On a side note (no pun intended), I found the footnotes in this book much more appropriate and entertaining (and less awkward and info-dumpy) than those in The Ruin of Kings.

I don't recall if I fully processed this in The Ruin of Kings or not, but the basis for what gods and dragons are in this world is both amazing and surprisingly unique!

There are a few revelations herein that were truly staggering. If there's anything that Jenn Lyons does better than anything else, it's probably the twist. There are so many amazing twists in these books, each one completely reframing everything we thought we knew!

I think my biggest shock is that even after everything he's done, I find myself identifying with Relos Varr and really liking him as a character.

But the Dragon! Oh, the Dragon! Maurios is such a fascinating dragon! Between his physical form, the nature of his special breath, his personality, and his weakness (to say nothing of his familial connections!), I am completely blown away. I think he is legitimately the most original, most unique, most creative dragon I've ever read about!

Now, criticisms...
Hmmm.
Do I even have any?

Just one. Although I understand the reason for it, I found the single short bout of present tense both jarring and awkward.

Now, the ending.
Although I would have liked to see a longer climax with a bit more wrapup afterward, I can't deny that the ending comes together brilliantly, tying all the disparate threads together, and far exceeds any level of epicness that I might have expected or asked for.

I can't imagine any reader not enjoying these books unless you are so dead set on standard structure or a particular POV style that you aren't willing to consider anything different.

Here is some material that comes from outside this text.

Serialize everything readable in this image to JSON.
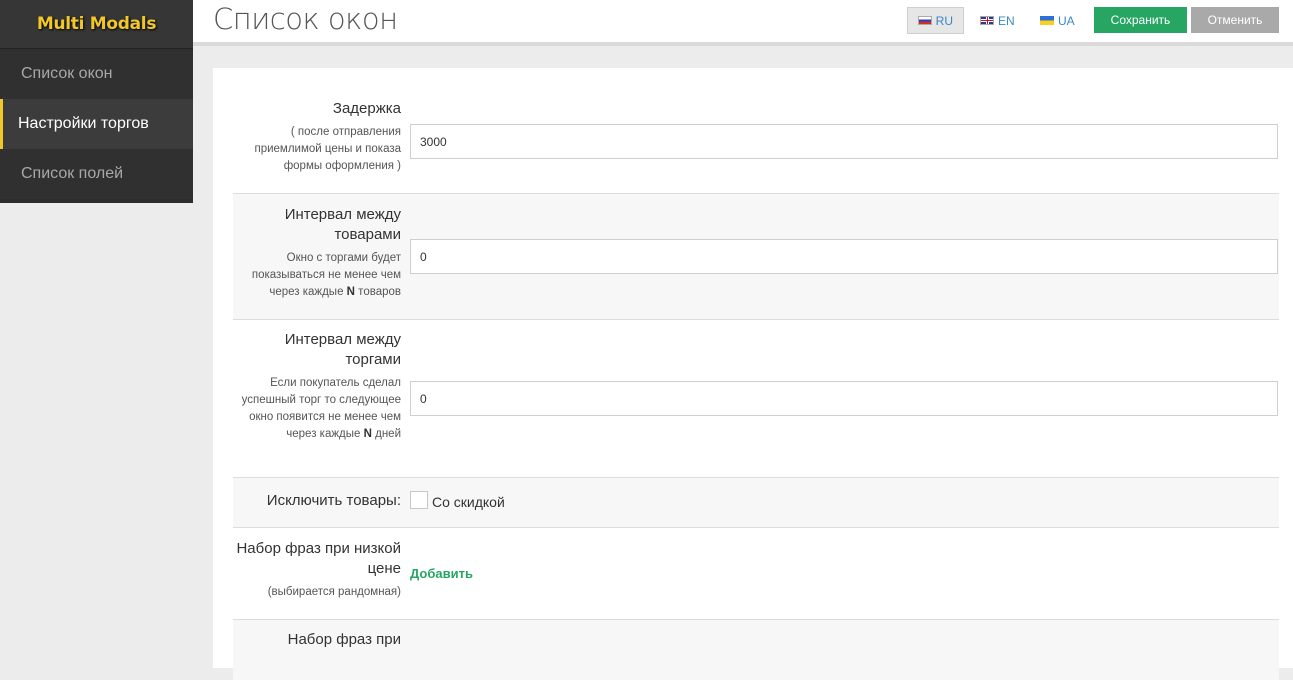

I, myself, am normally not at all fond of first person narratives. But this book, just like the first and a small handful of others, pulls off the first person parts so brilliantly and with such a compelling voice that I couldn't help loving it.